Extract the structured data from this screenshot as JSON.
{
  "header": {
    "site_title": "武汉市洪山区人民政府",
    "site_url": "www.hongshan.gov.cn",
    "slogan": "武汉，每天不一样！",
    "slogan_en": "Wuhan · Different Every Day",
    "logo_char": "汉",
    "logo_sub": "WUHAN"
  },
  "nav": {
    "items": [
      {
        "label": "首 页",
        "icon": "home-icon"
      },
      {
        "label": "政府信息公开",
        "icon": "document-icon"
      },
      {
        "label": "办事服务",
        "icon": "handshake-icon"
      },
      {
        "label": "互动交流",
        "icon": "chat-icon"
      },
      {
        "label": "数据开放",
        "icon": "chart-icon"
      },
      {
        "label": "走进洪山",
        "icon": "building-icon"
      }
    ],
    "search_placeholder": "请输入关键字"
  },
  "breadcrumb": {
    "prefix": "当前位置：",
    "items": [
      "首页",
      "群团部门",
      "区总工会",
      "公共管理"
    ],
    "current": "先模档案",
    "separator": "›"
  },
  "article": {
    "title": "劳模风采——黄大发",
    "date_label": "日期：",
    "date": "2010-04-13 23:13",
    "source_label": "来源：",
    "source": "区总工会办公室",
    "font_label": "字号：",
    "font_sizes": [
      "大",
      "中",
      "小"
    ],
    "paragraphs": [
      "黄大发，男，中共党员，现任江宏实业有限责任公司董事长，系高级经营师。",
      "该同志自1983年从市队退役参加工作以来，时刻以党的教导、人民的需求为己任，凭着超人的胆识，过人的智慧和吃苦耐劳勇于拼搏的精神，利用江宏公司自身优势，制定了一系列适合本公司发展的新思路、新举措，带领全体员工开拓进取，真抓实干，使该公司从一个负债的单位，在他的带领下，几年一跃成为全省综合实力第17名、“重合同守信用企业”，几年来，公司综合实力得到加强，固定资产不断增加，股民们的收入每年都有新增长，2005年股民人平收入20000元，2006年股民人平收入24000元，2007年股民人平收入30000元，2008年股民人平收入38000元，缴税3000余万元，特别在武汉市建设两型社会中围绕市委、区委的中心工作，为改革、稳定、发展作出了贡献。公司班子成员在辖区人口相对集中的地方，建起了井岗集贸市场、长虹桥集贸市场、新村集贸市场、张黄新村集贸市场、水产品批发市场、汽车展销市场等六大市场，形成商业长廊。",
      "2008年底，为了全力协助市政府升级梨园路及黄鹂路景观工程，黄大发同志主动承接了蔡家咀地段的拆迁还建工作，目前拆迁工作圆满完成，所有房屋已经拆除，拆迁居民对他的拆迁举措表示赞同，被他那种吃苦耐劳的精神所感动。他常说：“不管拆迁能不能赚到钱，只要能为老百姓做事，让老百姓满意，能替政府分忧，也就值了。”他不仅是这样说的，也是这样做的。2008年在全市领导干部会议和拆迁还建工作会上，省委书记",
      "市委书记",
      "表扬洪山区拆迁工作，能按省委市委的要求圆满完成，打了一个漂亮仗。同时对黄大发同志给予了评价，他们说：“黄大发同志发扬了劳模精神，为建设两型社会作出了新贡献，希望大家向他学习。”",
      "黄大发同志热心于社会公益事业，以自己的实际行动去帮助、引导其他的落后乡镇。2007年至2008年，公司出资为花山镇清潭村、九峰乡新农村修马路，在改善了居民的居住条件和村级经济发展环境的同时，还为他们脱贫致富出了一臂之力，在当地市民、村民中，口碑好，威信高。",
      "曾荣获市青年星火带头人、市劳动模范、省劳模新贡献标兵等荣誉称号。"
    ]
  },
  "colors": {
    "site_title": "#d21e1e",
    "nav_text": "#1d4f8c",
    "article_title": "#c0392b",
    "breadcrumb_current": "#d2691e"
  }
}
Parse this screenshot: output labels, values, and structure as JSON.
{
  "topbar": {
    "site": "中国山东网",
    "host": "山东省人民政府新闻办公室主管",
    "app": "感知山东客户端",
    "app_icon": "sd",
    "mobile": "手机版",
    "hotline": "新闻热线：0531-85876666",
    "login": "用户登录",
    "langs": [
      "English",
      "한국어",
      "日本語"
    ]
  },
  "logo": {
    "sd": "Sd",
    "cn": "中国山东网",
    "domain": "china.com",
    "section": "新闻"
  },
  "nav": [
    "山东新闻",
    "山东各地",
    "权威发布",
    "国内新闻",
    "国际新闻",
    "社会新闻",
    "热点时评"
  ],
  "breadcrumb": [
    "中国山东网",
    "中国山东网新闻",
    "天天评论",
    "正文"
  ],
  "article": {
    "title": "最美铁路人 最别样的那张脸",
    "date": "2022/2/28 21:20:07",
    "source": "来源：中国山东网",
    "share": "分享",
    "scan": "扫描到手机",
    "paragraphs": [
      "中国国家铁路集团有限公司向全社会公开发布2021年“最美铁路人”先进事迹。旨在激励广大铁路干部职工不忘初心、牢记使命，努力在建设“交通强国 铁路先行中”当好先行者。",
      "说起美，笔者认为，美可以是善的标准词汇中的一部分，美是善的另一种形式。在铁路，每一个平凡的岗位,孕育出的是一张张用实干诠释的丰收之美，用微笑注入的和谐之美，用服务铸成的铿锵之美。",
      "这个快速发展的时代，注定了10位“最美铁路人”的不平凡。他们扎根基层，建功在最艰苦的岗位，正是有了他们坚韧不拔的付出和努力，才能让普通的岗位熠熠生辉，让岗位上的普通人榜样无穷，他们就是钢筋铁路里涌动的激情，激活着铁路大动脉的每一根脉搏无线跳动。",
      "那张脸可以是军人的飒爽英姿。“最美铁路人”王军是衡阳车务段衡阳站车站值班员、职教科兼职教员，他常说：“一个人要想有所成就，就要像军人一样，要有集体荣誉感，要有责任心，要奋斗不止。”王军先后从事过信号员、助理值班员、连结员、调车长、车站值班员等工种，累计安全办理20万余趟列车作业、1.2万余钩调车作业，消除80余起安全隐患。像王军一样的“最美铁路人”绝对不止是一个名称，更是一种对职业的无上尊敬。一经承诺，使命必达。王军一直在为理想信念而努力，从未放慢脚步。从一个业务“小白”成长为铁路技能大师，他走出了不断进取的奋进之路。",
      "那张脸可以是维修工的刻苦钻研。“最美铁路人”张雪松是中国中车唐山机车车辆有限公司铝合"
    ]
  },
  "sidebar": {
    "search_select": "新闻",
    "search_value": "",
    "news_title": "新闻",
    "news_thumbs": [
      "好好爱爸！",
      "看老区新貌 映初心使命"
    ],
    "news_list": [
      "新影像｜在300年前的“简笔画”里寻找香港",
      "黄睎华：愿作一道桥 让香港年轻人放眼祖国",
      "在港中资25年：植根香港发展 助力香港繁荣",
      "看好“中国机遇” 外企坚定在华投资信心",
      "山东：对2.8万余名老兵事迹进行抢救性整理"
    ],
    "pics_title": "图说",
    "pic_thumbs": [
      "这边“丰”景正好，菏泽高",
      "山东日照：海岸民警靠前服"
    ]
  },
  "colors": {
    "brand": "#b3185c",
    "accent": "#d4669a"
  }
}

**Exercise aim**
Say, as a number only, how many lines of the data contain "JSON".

**Problem solution**
2